Up to a MILLION fish die along a 40km stretch of river after a ‘distressing’ natural phenomenon
- Up to a million fish die in second natural disaster in same spot in under a month
- The mass kill occurred because of the dramatic shift in water temperature
- When algae dies it draws oxygen from the water which can suffocate fish
- Both incidents occurred along a 40-kilometre stretch of the Darling River
- Locals have been taking to social media to share images of the lifeless fish
A natural disaster has struck the same stretch of river twice in a matter of weeks, resulting in the death of up to a million fish.
Hundreds of thousands of fish have been killed along a 40-kilometre section of the Darling River, in far west New South Wales.
It’s believed the mass deaths occurred because of the dramatic shift in water temperature which caused algae to die. When the plants died, they decayed and drew oxygen from the water, which sadly suffocated the fish.
Hundreds of thousands of fish have been killed along a 40-kilometre stretch of the Darling River
Native species, including Bony Bream, Marry Cod and Perch are thought to have been just some of the breeds affected, according to ABC News.
In a fluke phenomenon, the same section of riverbed in the freshwater lakes of Menindee, near Broken Hill, suffered a similar natural catastrophe just before Christmas where an estimated 10,000 fish died.
The Department of Primary Industries’ Fisheries Manager Iain Ellis told reporters this is the first time he’s seen two such sad and shocking fish kills so close together.

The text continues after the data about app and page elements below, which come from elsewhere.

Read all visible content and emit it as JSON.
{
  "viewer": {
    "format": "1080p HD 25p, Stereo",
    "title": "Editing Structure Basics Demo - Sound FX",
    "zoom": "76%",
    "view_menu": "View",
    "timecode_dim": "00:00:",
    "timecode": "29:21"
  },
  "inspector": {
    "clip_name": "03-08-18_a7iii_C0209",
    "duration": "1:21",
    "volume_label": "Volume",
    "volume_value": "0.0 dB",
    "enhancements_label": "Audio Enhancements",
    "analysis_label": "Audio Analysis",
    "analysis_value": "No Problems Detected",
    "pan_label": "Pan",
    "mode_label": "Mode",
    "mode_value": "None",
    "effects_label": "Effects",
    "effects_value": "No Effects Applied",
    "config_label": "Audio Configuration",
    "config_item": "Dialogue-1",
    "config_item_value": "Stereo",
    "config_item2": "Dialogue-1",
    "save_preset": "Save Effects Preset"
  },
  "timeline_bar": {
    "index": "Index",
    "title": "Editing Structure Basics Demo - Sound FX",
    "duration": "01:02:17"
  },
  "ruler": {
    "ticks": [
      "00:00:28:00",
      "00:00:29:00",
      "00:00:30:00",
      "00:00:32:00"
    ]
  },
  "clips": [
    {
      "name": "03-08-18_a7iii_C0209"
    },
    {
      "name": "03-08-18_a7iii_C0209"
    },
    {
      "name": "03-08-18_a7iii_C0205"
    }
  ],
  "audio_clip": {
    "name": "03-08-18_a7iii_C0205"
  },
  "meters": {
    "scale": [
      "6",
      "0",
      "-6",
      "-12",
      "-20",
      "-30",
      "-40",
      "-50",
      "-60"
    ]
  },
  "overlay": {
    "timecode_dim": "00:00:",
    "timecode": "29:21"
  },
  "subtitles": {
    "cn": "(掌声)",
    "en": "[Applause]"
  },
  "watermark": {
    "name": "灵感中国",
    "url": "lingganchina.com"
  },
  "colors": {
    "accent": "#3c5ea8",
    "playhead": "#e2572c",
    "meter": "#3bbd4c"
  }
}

He said: ‘I’ve never seen two fish kills of this scale so close together in terms of time, especially in the same stretch of river.
‘In both cases it’s when the algal bloom has been disrupted.
Fisheries Manager Iain Ellis told reporters this is the first time he’s seen two such sad and shocking fish kills so close together
(File picture) Native species, including Bony Bream, Marry Cod and Perch are thought to have been just some of the breeds affected
WHAT IS ALGAL BLOOM?
The mass kill occurred because an algal bloom had been disrupted due to a shift in water temperature
When an algal bloom is disrupted it can cause the algae to die
When the plants die, they decay and draw oxygen from the water
The severely lower levels of oxygen in natural waters can kill marine life
The mass kill can occur from purely natural causes
‘The first time due to a storm, and in this case, by the cold front that went through,’ he explained.
Local residents have been taking to social media to share the shocking images of the lifeless fish.
One man took to his Facebook account to attribute the incident to the lack of water in the lakes.
He wrote: ‘Fish still dying in the Darling at Menindee this morning 10’s of thousands yesterday there be 100’s of thousands if not in the Millions today!
‘Menindee lakes where almost full less than two years ago now there’s no water left.’
Another resident called for the government to adopt a ‘whole system approach’ to more effectively manage the water.
However, a spokesman from the Department of the Environment and Energy denied the fish kill was due to the mismanagement of water.
They said: ‘A fish kill of this nature is always very distressing but the causes are directly related to the current drought and cease-to-flow conditions.’
Local residents have been taking to social media to share the shocking images of the lifeless fish
(File picture) There is 2.5% of water remaining in the lakes, according to the WaterNSW website